The real blow, though, the one that left Zeke struggling with the entire mess was when he had tried to talk to the L-T later. Frightened, angry and betrayed, Goldman had lashed out at him with that temper of his barely in check.
Zeke flinched inwardly with the memory of the words and the look in the younger man's eyes. The angry words burned across his thoughts, vivid and unyielding.
"It's something like trust, isn't it? Like when I trusted you to take on Decker. And just like Horn trusts me and all these other men trust me to make decisions! Well I screwed up and made the wrong one and now Horn's gonna pay for it!"
It was his job to win Goldman's trust. His job to bring him along, show him how to be a good officer and to care for his men. The last thing he wanted to do in the middle of this sorry excuse they called a war was hurt that young man. Betray that shaky trust.

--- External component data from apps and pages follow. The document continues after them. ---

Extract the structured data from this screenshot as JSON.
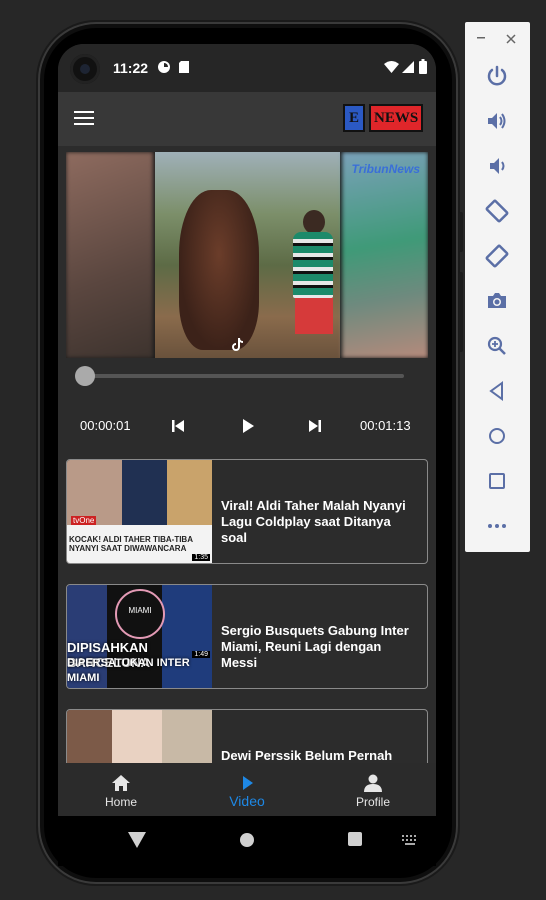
{
  "status_bar": {
    "time": "11:22"
  },
  "app_bar": {
    "menu_icon": "hamburger-menu-icon",
    "logo": {
      "e": "E",
      "news": "NEWS"
    }
  },
  "video": {
    "watermark": "TribunNews",
    "current_time": "00:00:01",
    "duration": "00:01:13",
    "progress": 0.01
  },
  "news": [
    {
      "title": "Viral! Aldi Taher Malah Nyanyi Lagu Coldplay saat Ditanya soal",
      "thumb_caption": "KOCAK! ALDI TAHER TIBA-TIBA NYANYI SAAT DIWAWANCARA",
      "thumb_channel": "tvOne",
      "thumb_duration": "1:35"
    },
    {
      "title": "Sergio Busquets Gabung Inter Miami, Reuni Lagi dengan Messi",
      "thumb_caption_1": "DIPISAHKAN BARCELONA",
      "thumb_caption_2": "DIPERSATUKAN INTER MIAMI",
      "thumb_crest": "MIAMI",
      "thumb_duration": "1:49"
    },
    {
      "title": "Dewi Perssik Belum Pernah"
    }
  ],
  "bottom_nav": [
    {
      "label": "Home",
      "icon": "home-icon",
      "active": false
    },
    {
      "label": "Video",
      "icon": "play-icon",
      "active": true
    },
    {
      "label": "Profile",
      "icon": "person-icon",
      "active": false
    }
  ],
  "colors": {
    "accent": "#1e88e5",
    "background": "#2c2c2c",
    "app_bar": "#383838",
    "logo_blue": "#2b59c3",
    "logo_red": "#e0262a"
  },
  "emulator_toolbar": {
    "buttons": [
      "power-icon",
      "volume-up-icon",
      "volume-down-icon",
      "rotate-left-icon",
      "rotate-right-icon",
      "camera-icon",
      "zoom-icon",
      "back-icon",
      "home-icon",
      "overview-icon",
      "more-icon"
    ]
  }
}
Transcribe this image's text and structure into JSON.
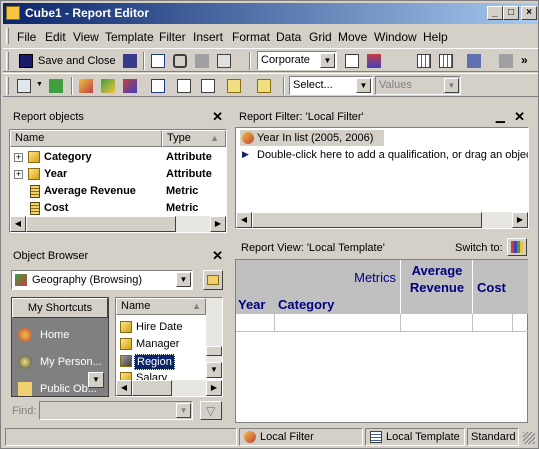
{
  "window": {
    "title": "Cube1 - Report Editor",
    "minimize": "_",
    "maximize": "□",
    "close": "×"
  },
  "menu": [
    "File",
    "Edit",
    "View",
    "Template",
    "Filter",
    "Insert",
    "Format",
    "Data",
    "Grid",
    "Move",
    "Window",
    "Help"
  ],
  "toolbar": {
    "save_close_label": "Save and Close",
    "style_value": "Corporate",
    "select_value": "Select...",
    "values_value": "Values"
  },
  "report_objects": {
    "title": "Report objects",
    "col_name": "Name",
    "col_type": "Type",
    "rows": [
      {
        "name": "Category",
        "type": "Attribute",
        "expand": "+"
      },
      {
        "name": "Year",
        "type": "Attribute",
        "expand": "+"
      },
      {
        "name": "Average Revenue",
        "type": "Metric",
        "expand": ""
      },
      {
        "name": "Cost",
        "type": "Metric",
        "expand": ""
      }
    ]
  },
  "report_filter": {
    "title": "Report Filter: 'Local Filter'",
    "item": "Year In list (2005, 2006)",
    "hint": "Double-click here to add a qualification, or drag an object"
  },
  "object_browser": {
    "title": "Object Browser",
    "location": "Geography (Browsing)",
    "shortcuts_title": "My Shortcuts",
    "shortcuts": [
      "Home",
      "My Person...",
      "Public Ob..."
    ],
    "col_name": "Name",
    "items": [
      "Hire Date",
      "Manager",
      "Region",
      "Salary"
    ],
    "find_label": "Find:"
  },
  "report_view": {
    "title": "Report View: 'Local Template'",
    "switch_to": "Switch to:",
    "metrics_label": "Metrics",
    "col_avg": "Average Revenue",
    "col_cost": "Cost",
    "row_year": "Year",
    "row_category": "Category"
  },
  "status": {
    "filter": "Local Filter",
    "template": "Local Template",
    "view": "Standard"
  }
}
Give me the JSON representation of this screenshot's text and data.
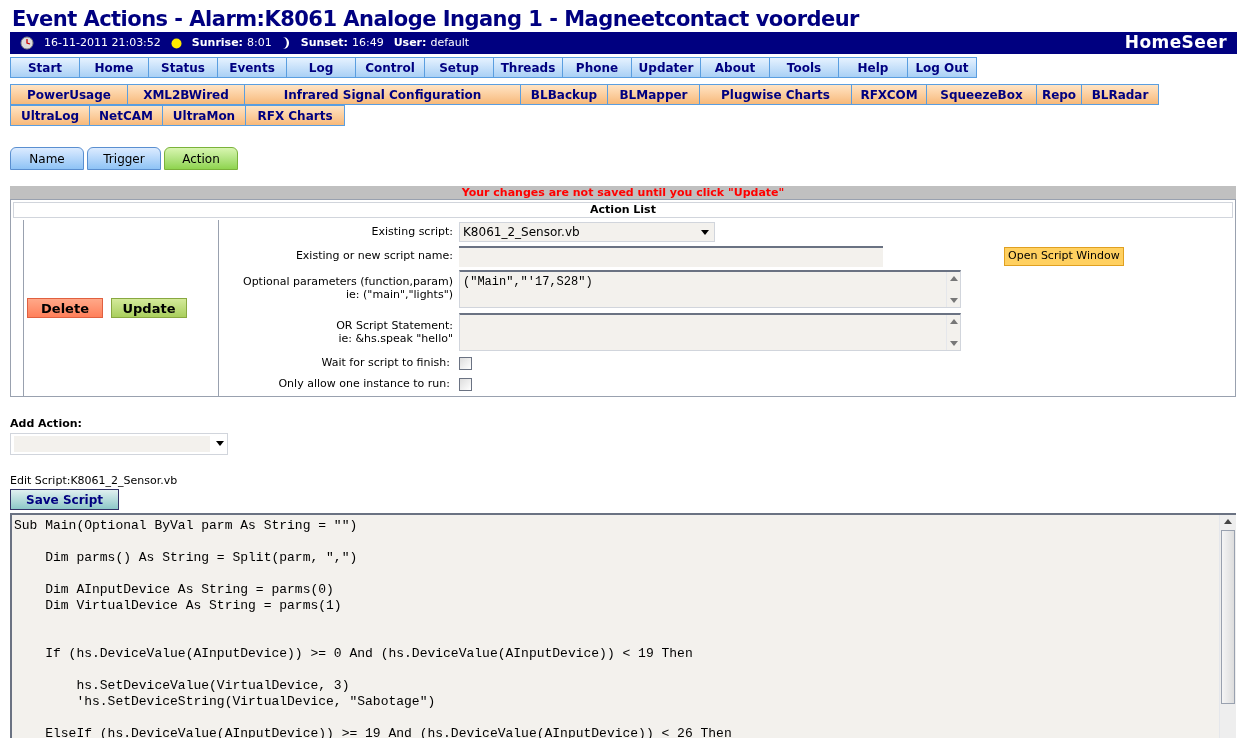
{
  "page_title": "Event Actions - Alarm:K8061 Analoge Ingang 1 - Magneetcontact voordeur",
  "status_bar": {
    "datetime": "16-11-2011 21:03:52",
    "sunrise_label": "Sunrise:",
    "sunrise": "8:01",
    "sunset_label": "Sunset:",
    "sunset": "16:49",
    "user_label": "User:",
    "user": "default",
    "logo": "HomeSeer"
  },
  "main_menu": [
    "Start",
    "Home",
    "Status",
    "Events",
    "Log",
    "Control",
    "Setup",
    "Threads",
    "Phone",
    "Updater",
    "About",
    "Tools",
    "Help",
    "Log Out"
  ],
  "plugin_menu_rows": [
    [
      "PowerUsage",
      "XML2BWired",
      "Infrared Signal Configuration",
      "BLBackup",
      "BLMapper",
      "Plugwise Charts",
      "RFXCOM",
      "SqueezeBox",
      "Repo",
      "BLRadar"
    ],
    [
      "UltraLog",
      "NetCAM",
      "UltraMon",
      "RFX Charts"
    ]
  ],
  "tabs": [
    {
      "label": "Name",
      "selected": false
    },
    {
      "label": "Trigger",
      "selected": false
    },
    {
      "label": "Action",
      "selected": true
    }
  ],
  "warning": "Your changes are not saved until you click \"Update\"",
  "action_list": {
    "title": "Action List",
    "delete": "Delete",
    "update": "Update",
    "existing_script": {
      "label": "Existing script:",
      "value": "K8061_2_Sensor.vb"
    },
    "script_name": {
      "label": "Existing or new script name:"
    },
    "open_script_window": "Open Script Window",
    "parameters": {
      "label": "Optional parameters (function,param)",
      "hint": "ie: (\"main\",\"lights\")",
      "value": "(\"Main\",\"'17,S28\")"
    },
    "statement": {
      "label": "OR Script Statement:",
      "hint": "ie: &hs.speak \"hello\""
    },
    "checkboxes": [
      {
        "label": "Wait for script to finish:",
        "checked": false
      },
      {
        "label": "Only allow one instance to run:",
        "checked": false
      }
    ]
  },
  "add_action": {
    "label": "Add Action:"
  },
  "editor": {
    "label": "Edit Script:K8061_2_Sensor.vb",
    "save": "Save Script",
    "lines": [
      {
        "kind": "code",
        "text": "Sub Main(Optional ByVal parm As String = \"\")"
      },
      {
        "kind": "blank"
      },
      {
        "kind": "code",
        "text": "    Dim parms() As String = Split(parm, \",\")"
      },
      {
        "kind": "blank"
      },
      {
        "kind": "code",
        "text": "    Dim AInputDevice As String = parms(0)"
      },
      {
        "kind": "code",
        "text": "    Dim VirtualDevice As String = parms(1)"
      },
      {
        "kind": "blank"
      },
      {
        "kind": "blank"
      },
      {
        "kind": "code",
        "text": "    If (hs.DeviceValue(AInputDevice)) >= 0 And (hs.DeviceValue(AInputDevice)) < 19 Then"
      },
      {
        "kind": "blank"
      },
      {
        "kind": "code",
        "text": "        hs.SetDeviceValue(VirtualDevice, 3)"
      },
      {
        "kind": "code",
        "text": "        'hs.SetDeviceString(VirtualDevice, \"Sabotage\")"
      },
      {
        "kind": "blank"
      },
      {
        "kind": "code",
        "text": "    ElseIf (hs.DeviceValue(AInputDevice)) >= 19 And (hs.DeviceValue(AInputDevice)) < 26 Then"
      }
    ]
  }
}
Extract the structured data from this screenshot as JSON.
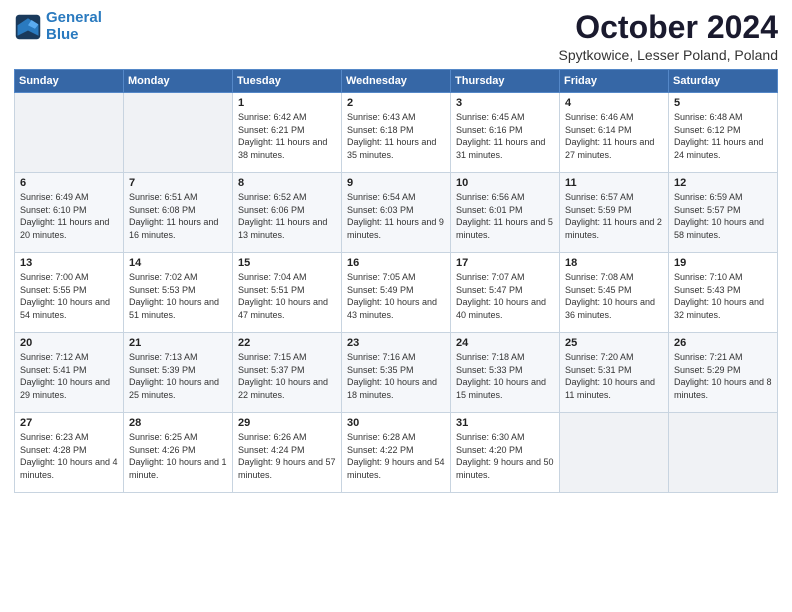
{
  "logo": {
    "line1": "General",
    "line2": "Blue"
  },
  "title": "October 2024",
  "subtitle": "Spytkowice, Lesser Poland, Poland",
  "headers": [
    "Sunday",
    "Monday",
    "Tuesday",
    "Wednesday",
    "Thursday",
    "Friday",
    "Saturday"
  ],
  "weeks": [
    [
      {
        "day": "",
        "sunrise": "",
        "sunset": "",
        "daylight": "",
        "empty": true
      },
      {
        "day": "",
        "sunrise": "",
        "sunset": "",
        "daylight": "",
        "empty": true
      },
      {
        "day": "1",
        "sunrise": "Sunrise: 6:42 AM",
        "sunset": "Sunset: 6:21 PM",
        "daylight": "Daylight: 11 hours and 38 minutes.",
        "empty": false
      },
      {
        "day": "2",
        "sunrise": "Sunrise: 6:43 AM",
        "sunset": "Sunset: 6:18 PM",
        "daylight": "Daylight: 11 hours and 35 minutes.",
        "empty": false
      },
      {
        "day": "3",
        "sunrise": "Sunrise: 6:45 AM",
        "sunset": "Sunset: 6:16 PM",
        "daylight": "Daylight: 11 hours and 31 minutes.",
        "empty": false
      },
      {
        "day": "4",
        "sunrise": "Sunrise: 6:46 AM",
        "sunset": "Sunset: 6:14 PM",
        "daylight": "Daylight: 11 hours and 27 minutes.",
        "empty": false
      },
      {
        "day": "5",
        "sunrise": "Sunrise: 6:48 AM",
        "sunset": "Sunset: 6:12 PM",
        "daylight": "Daylight: 11 hours and 24 minutes.",
        "empty": false
      }
    ],
    [
      {
        "day": "6",
        "sunrise": "Sunrise: 6:49 AM",
        "sunset": "Sunset: 6:10 PM",
        "daylight": "Daylight: 11 hours and 20 minutes.",
        "empty": false
      },
      {
        "day": "7",
        "sunrise": "Sunrise: 6:51 AM",
        "sunset": "Sunset: 6:08 PM",
        "daylight": "Daylight: 11 hours and 16 minutes.",
        "empty": false
      },
      {
        "day": "8",
        "sunrise": "Sunrise: 6:52 AM",
        "sunset": "Sunset: 6:06 PM",
        "daylight": "Daylight: 11 hours and 13 minutes.",
        "empty": false
      },
      {
        "day": "9",
        "sunrise": "Sunrise: 6:54 AM",
        "sunset": "Sunset: 6:03 PM",
        "daylight": "Daylight: 11 hours and 9 minutes.",
        "empty": false
      },
      {
        "day": "10",
        "sunrise": "Sunrise: 6:56 AM",
        "sunset": "Sunset: 6:01 PM",
        "daylight": "Daylight: 11 hours and 5 minutes.",
        "empty": false
      },
      {
        "day": "11",
        "sunrise": "Sunrise: 6:57 AM",
        "sunset": "Sunset: 5:59 PM",
        "daylight": "Daylight: 11 hours and 2 minutes.",
        "empty": false
      },
      {
        "day": "12",
        "sunrise": "Sunrise: 6:59 AM",
        "sunset": "Sunset: 5:57 PM",
        "daylight": "Daylight: 10 hours and 58 minutes.",
        "empty": false
      }
    ],
    [
      {
        "day": "13",
        "sunrise": "Sunrise: 7:00 AM",
        "sunset": "Sunset: 5:55 PM",
        "daylight": "Daylight: 10 hours and 54 minutes.",
        "empty": false
      },
      {
        "day": "14",
        "sunrise": "Sunrise: 7:02 AM",
        "sunset": "Sunset: 5:53 PM",
        "daylight": "Daylight: 10 hours and 51 minutes.",
        "empty": false
      },
      {
        "day": "15",
        "sunrise": "Sunrise: 7:04 AM",
        "sunset": "Sunset: 5:51 PM",
        "daylight": "Daylight: 10 hours and 47 minutes.",
        "empty": false
      },
      {
        "day": "16",
        "sunrise": "Sunrise: 7:05 AM",
        "sunset": "Sunset: 5:49 PM",
        "daylight": "Daylight: 10 hours and 43 minutes.",
        "empty": false
      },
      {
        "day": "17",
        "sunrise": "Sunrise: 7:07 AM",
        "sunset": "Sunset: 5:47 PM",
        "daylight": "Daylight: 10 hours and 40 minutes.",
        "empty": false
      },
      {
        "day": "18",
        "sunrise": "Sunrise: 7:08 AM",
        "sunset": "Sunset: 5:45 PM",
        "daylight": "Daylight: 10 hours and 36 minutes.",
        "empty": false
      },
      {
        "day": "19",
        "sunrise": "Sunrise: 7:10 AM",
        "sunset": "Sunset: 5:43 PM",
        "daylight": "Daylight: 10 hours and 32 minutes.",
        "empty": false
      }
    ],
    [
      {
        "day": "20",
        "sunrise": "Sunrise: 7:12 AM",
        "sunset": "Sunset: 5:41 PM",
        "daylight": "Daylight: 10 hours and 29 minutes.",
        "empty": false
      },
      {
        "day": "21",
        "sunrise": "Sunrise: 7:13 AM",
        "sunset": "Sunset: 5:39 PM",
        "daylight": "Daylight: 10 hours and 25 minutes.",
        "empty": false
      },
      {
        "day": "22",
        "sunrise": "Sunrise: 7:15 AM",
        "sunset": "Sunset: 5:37 PM",
        "daylight": "Daylight: 10 hours and 22 minutes.",
        "empty": false
      },
      {
        "day": "23",
        "sunrise": "Sunrise: 7:16 AM",
        "sunset": "Sunset: 5:35 PM",
        "daylight": "Daylight: 10 hours and 18 minutes.",
        "empty": false
      },
      {
        "day": "24",
        "sunrise": "Sunrise: 7:18 AM",
        "sunset": "Sunset: 5:33 PM",
        "daylight": "Daylight: 10 hours and 15 minutes.",
        "empty": false
      },
      {
        "day": "25",
        "sunrise": "Sunrise: 7:20 AM",
        "sunset": "Sunset: 5:31 PM",
        "daylight": "Daylight: 10 hours and 11 minutes.",
        "empty": false
      },
      {
        "day": "26",
        "sunrise": "Sunrise: 7:21 AM",
        "sunset": "Sunset: 5:29 PM",
        "daylight": "Daylight: 10 hours and 8 minutes.",
        "empty": false
      }
    ],
    [
      {
        "day": "27",
        "sunrise": "Sunrise: 6:23 AM",
        "sunset": "Sunset: 4:28 PM",
        "daylight": "Daylight: 10 hours and 4 minutes.",
        "empty": false
      },
      {
        "day": "28",
        "sunrise": "Sunrise: 6:25 AM",
        "sunset": "Sunset: 4:26 PM",
        "daylight": "Daylight: 10 hours and 1 minute.",
        "empty": false
      },
      {
        "day": "29",
        "sunrise": "Sunrise: 6:26 AM",
        "sunset": "Sunset: 4:24 PM",
        "daylight": "Daylight: 9 hours and 57 minutes.",
        "empty": false
      },
      {
        "day": "30",
        "sunrise": "Sunrise: 6:28 AM",
        "sunset": "Sunset: 4:22 PM",
        "daylight": "Daylight: 9 hours and 54 minutes.",
        "empty": false
      },
      {
        "day": "31",
        "sunrise": "Sunrise: 6:30 AM",
        "sunset": "Sunset: 4:20 PM",
        "daylight": "Daylight: 9 hours and 50 minutes.",
        "empty": false
      },
      {
        "day": "",
        "sunrise": "",
        "sunset": "",
        "daylight": "",
        "empty": true
      },
      {
        "day": "",
        "sunrise": "",
        "sunset": "",
        "daylight": "",
        "empty": true
      }
    ]
  ]
}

What was he thinking?
He'd seen the entire mess back at Chu-lai, Decker drunk and then being arrested. He wasn't responsible for that. He wasn't responsible for the turns that Decker's life had taken that had brought him to that sorry moment.
Decker had been responsible for him once, in years past. That had been his job.
Zeke was now responsible for the young men standing there with him- Taylor, Baker and Ruiz, for the rest of the men in his squad, and for that matter his platoon. He was certainly responsible for the L-T.
He was responsible to the L-T.
Why had he ignored that? "I owe the man friendship- I owe the man loyalty..."
Decker was his past, though. And the L-T was his present, and certainly his foreseeable future.
Zeke watched as the young Lieutenant shook out another cigarette and lit up. Watched the man shift his weight against the sandbagged wall and continue to think. Zeke shook his head, unable to look away from Goldman, unable to escape his own thoughts.
He had played on Goldman's shaky trust, convinced the young Lieutenant to take on Decker. It hadn't been hard. After all, the L-T trusted his judgement more and more with each mission. Zeke knew he had seen a chance to help a man he had considered a friend once. He convinced the young officer it had been the right thing to do.
But at what cost?
Closing his eyes briefly, Zeke drew in a deep breath of the damp air.
The L-T had every reason to be disappointed in him.
Angry frightened young man- afraid to trust in himself let alone anyone else. Wallace had seen that straight off. Had caught Goldman off guard with his ease and gentle humor. Had trusted in Anderson to get past all of that and make Goldman into a good officer. Believed now that Zeke could regain the young officer's trust and respect.
Zeke had screwed up. And the cost was still being counted.
He had few choices. He was going to have to prove himself to Goldman, prove to the young man he had not made a mistake in trusting him. Win his respect back. Regretfully, Zeke realized it wasn't going to happen overnight. The L-T wasn't going to pretend it didn't happen and put it behind the both of them. It could never be that simple for the young man.
Something prompted him to look up, and he realized that for the first time, the L-T was looking straight at him. Morning had finally arrived, chasing back the last of the night's shadows. Zeke let himself meet Goldman's dark eyes, ready to accept what he would see there. He flushed with shame when he realized it was simply bewilderment that reached out to him. Bewilderment and confusion.
Zeke swallowed hard, rising to his feet as Goldman pushed himself off the wall.
It hung unsaid between them, the understanding that one knew the other had betrayed more than just a trust, but a friendship. But that they could get past this.
It won't happen again. I will never give you reason to think you have misplaced that trust of yours.
I owe you my friendship. I owe you my loyalty.
I will earn your trust.